If you’re hiking over several days, use a small radio or your phone to keep track of the forecasts. Most forecasts are calculated at least a week in advance, so you should have some data before you head out anyway, but it’s best to know what’s coming when you’re out on the trail for extended periods.



Three hiking hikers one scoping the way with a monocular, one holding the map and one leading the way with a wooden hiking pole

Now you’ve reached the end of our guide, congratulations! You should now know everything somebody needs to know before they head out. Are there other things to learn? Possibly. Many hikers graduate into fully-fledged campers, backpackers, and mountaineers, all of which require new skill sets and a lot of new equipment. Only you can decide if you’re going to pursue those or if hiking is good enough for you.

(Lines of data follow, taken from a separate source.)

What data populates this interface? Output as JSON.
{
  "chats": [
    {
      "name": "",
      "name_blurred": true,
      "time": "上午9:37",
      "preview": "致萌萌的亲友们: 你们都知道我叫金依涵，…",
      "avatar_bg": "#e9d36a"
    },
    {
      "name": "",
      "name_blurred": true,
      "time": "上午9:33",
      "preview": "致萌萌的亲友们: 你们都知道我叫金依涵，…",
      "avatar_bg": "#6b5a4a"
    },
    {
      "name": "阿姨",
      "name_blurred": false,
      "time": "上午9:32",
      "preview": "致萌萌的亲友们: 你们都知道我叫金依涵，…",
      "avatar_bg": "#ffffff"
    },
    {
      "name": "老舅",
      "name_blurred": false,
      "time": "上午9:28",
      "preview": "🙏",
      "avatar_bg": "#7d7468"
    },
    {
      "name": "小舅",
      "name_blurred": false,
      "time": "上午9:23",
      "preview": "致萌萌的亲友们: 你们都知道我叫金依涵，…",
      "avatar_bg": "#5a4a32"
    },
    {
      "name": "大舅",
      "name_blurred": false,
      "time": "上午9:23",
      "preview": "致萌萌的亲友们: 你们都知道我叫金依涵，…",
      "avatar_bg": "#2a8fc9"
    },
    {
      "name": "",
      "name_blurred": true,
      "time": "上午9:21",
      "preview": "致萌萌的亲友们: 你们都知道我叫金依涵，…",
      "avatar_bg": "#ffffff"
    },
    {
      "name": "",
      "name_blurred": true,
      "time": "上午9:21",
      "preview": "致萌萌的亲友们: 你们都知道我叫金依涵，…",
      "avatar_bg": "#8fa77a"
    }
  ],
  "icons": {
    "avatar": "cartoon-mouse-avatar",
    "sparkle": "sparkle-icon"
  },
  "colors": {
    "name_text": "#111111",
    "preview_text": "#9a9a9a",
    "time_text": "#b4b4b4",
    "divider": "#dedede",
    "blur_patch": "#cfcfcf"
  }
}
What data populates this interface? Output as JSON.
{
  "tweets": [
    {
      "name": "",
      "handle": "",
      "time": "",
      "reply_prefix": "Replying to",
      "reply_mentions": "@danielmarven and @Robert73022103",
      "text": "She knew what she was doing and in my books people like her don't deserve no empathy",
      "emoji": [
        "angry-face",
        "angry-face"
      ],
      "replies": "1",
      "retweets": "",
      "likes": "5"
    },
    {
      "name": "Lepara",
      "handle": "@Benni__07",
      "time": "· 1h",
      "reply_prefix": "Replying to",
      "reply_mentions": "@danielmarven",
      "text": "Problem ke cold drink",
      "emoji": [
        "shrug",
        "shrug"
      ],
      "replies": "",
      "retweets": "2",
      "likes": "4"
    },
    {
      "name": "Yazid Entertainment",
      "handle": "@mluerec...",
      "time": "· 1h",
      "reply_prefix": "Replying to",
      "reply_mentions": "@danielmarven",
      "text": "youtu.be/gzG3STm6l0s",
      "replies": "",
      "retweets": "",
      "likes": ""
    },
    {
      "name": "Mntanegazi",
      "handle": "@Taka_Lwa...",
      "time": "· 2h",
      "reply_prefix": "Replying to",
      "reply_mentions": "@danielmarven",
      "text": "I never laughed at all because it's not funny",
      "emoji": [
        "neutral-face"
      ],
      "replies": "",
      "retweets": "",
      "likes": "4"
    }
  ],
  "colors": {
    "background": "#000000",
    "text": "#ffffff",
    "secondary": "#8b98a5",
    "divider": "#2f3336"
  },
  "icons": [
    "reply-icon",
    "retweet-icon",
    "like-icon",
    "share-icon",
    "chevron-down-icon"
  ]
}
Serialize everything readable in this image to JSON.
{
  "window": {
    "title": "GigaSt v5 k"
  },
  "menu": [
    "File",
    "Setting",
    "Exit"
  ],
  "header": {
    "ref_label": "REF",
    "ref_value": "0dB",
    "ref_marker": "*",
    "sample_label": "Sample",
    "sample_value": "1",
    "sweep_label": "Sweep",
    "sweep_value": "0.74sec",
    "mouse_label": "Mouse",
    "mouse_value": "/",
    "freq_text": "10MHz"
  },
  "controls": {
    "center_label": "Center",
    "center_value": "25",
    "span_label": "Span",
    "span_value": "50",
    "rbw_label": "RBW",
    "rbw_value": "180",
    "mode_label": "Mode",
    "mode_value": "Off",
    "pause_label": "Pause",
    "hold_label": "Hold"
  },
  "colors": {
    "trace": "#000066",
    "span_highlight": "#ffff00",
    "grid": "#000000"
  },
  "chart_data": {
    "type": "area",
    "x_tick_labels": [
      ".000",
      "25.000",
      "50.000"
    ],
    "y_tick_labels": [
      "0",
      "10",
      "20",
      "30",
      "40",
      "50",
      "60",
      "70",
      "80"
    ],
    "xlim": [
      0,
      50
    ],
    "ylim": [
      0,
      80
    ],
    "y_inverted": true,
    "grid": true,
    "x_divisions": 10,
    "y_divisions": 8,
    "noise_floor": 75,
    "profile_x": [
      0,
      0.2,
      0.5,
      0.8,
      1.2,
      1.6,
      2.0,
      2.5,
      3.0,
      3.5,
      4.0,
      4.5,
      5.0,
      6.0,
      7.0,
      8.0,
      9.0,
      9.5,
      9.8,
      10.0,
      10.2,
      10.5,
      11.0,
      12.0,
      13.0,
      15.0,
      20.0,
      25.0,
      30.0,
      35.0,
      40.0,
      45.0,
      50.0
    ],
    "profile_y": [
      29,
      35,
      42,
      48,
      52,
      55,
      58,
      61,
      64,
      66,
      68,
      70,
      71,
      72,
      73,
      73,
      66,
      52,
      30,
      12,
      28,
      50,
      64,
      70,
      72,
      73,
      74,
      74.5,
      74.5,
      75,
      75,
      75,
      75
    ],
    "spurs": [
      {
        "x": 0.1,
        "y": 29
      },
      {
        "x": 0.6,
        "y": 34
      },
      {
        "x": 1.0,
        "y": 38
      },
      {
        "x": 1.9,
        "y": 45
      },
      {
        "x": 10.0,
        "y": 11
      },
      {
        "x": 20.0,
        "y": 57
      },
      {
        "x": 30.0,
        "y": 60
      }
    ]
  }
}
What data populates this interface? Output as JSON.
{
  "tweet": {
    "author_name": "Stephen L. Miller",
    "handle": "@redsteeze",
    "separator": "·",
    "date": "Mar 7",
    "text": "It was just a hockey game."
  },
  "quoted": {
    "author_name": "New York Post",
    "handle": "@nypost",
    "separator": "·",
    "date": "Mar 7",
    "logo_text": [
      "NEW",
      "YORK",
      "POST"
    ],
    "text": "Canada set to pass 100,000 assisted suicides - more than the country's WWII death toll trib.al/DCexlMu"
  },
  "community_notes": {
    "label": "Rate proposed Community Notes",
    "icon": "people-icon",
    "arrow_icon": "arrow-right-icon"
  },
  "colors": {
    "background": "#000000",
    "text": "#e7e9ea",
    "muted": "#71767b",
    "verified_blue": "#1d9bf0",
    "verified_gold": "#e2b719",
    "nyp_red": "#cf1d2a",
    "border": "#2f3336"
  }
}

With the information we’ve covered in this guide, your first hikes should be a success. If you get a feel for hiking and enjoy the activity, you’ll find that the experience of hiking teaches you a lot too. That said, sometimes it’s easy to forget something when packing, so check back with our checklist if you ever feel like you’ve missed a piece of equipment while packing for the next adventure.

Finally, all that’s left to say is good luck, and we hope you enjoy your hike.